- _Work to complete_
Give back each line of the listing below that contains the string "title".

- _Records for the exercise_
Start of Block
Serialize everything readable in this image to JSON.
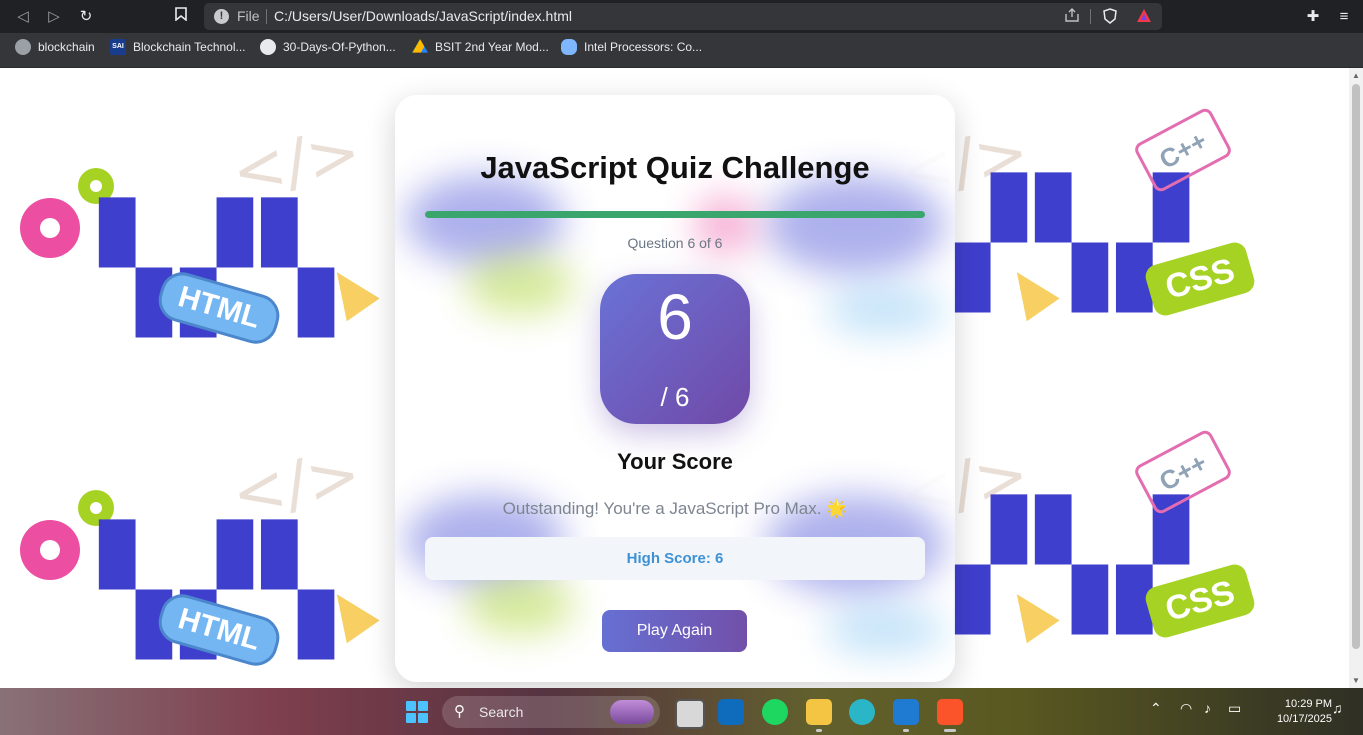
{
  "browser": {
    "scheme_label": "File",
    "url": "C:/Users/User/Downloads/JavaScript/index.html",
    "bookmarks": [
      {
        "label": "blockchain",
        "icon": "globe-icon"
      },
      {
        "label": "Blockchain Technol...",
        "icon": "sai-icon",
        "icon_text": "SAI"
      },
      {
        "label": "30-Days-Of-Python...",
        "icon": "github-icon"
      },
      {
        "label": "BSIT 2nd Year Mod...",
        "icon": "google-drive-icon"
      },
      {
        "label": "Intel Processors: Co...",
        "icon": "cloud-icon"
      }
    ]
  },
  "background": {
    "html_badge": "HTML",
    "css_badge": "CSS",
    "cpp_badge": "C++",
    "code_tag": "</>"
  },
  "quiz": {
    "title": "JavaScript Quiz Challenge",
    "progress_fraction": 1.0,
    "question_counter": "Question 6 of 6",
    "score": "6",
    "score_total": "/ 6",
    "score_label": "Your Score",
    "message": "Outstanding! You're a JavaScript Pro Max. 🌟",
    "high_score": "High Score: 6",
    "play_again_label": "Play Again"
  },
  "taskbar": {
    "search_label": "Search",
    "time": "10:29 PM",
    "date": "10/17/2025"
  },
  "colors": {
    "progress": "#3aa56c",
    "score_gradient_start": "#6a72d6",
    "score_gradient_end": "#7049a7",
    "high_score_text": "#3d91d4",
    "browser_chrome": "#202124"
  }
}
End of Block
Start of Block
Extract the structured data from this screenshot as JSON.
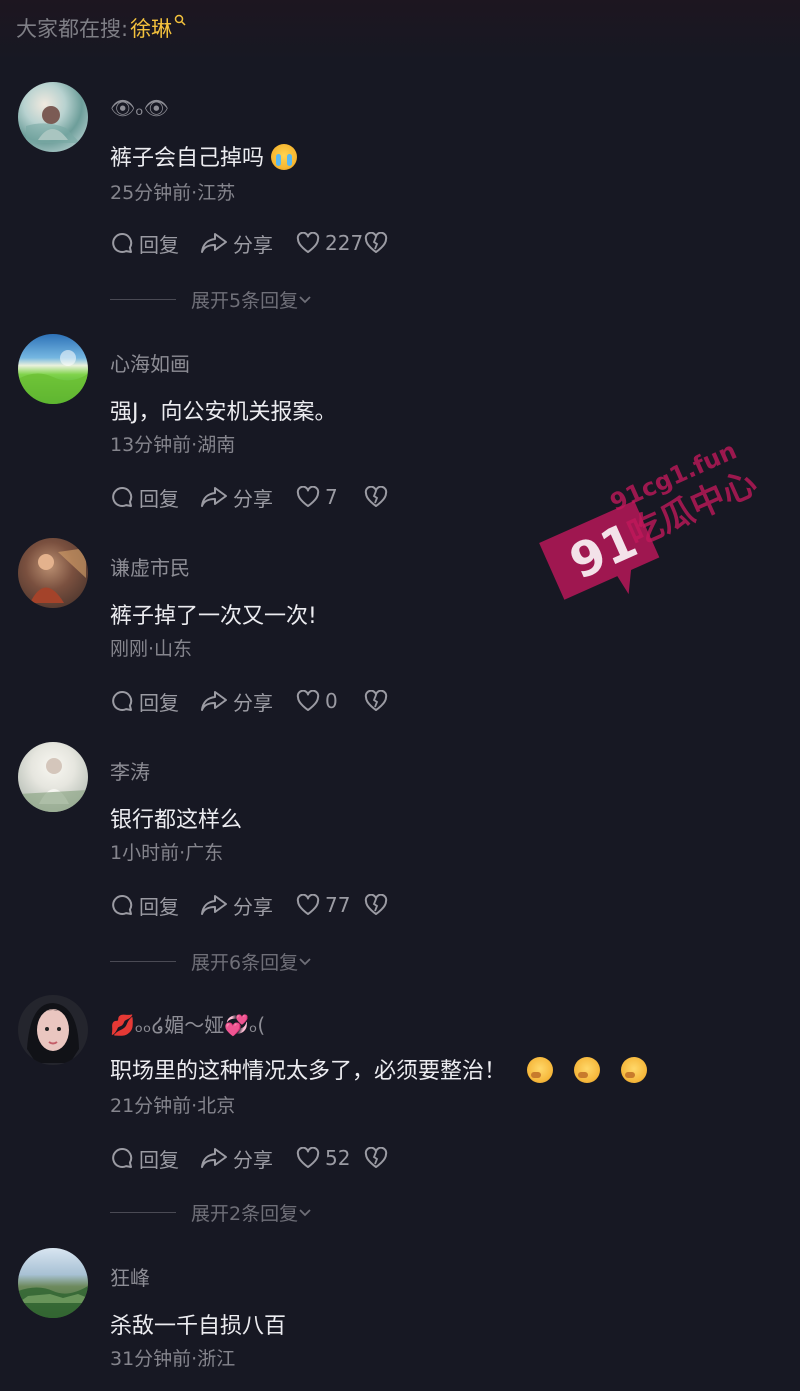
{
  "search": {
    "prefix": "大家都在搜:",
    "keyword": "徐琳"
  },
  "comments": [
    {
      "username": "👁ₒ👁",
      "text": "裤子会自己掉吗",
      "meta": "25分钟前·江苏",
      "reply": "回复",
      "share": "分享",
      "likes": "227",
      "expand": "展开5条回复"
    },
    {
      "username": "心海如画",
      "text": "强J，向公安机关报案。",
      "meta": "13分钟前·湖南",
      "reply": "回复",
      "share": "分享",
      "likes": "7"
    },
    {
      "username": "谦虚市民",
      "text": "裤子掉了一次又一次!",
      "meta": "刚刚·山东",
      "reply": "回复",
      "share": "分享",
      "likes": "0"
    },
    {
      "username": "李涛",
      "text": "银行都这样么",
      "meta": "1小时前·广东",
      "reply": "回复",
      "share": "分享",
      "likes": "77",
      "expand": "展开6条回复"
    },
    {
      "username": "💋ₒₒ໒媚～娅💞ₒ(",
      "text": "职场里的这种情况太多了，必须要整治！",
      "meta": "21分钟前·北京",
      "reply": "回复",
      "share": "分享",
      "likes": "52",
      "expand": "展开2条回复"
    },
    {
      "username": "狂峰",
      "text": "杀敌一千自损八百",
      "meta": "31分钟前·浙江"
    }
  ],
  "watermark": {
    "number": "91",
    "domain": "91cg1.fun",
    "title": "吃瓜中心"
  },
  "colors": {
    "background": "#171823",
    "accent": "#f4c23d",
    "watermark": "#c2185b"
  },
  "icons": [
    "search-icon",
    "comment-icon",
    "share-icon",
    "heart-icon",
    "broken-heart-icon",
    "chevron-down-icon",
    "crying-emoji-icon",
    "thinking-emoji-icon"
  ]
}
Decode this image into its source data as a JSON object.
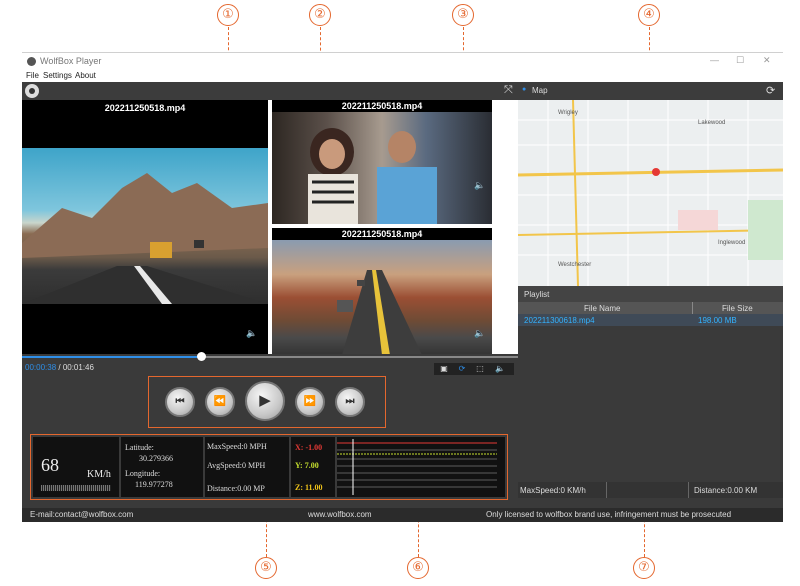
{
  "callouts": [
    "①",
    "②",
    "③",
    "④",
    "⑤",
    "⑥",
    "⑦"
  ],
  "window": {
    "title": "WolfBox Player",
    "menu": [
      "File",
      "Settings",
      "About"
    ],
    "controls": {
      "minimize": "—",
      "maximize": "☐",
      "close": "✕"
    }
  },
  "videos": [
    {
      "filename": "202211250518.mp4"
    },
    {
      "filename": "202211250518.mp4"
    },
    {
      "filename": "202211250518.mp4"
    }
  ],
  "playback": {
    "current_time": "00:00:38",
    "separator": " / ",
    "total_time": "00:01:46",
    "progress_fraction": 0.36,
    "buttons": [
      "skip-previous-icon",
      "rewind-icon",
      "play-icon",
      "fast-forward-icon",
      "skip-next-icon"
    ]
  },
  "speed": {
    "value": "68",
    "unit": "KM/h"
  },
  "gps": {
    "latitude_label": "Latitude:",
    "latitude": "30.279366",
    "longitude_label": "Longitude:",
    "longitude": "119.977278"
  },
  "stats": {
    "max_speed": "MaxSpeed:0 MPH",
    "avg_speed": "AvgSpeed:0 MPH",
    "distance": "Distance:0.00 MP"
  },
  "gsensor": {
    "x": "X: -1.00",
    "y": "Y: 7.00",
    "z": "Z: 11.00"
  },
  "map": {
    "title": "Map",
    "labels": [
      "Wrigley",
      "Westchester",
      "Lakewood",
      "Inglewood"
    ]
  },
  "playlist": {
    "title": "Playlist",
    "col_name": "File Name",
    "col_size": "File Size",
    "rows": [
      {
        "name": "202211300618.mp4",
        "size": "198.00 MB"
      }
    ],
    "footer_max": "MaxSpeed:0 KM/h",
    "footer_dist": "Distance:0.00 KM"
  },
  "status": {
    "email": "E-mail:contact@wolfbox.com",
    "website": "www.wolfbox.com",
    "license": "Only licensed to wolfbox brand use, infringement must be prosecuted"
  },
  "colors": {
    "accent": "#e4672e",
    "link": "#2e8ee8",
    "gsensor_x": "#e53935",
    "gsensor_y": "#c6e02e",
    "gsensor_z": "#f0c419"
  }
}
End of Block
- _Result of this task_
    "title": "JavaScript Quiz Challenge",
    "title": "吃瓜中心"
    "title": "WolfBox Player",
    "title": "Map",
    "title": "Playlist",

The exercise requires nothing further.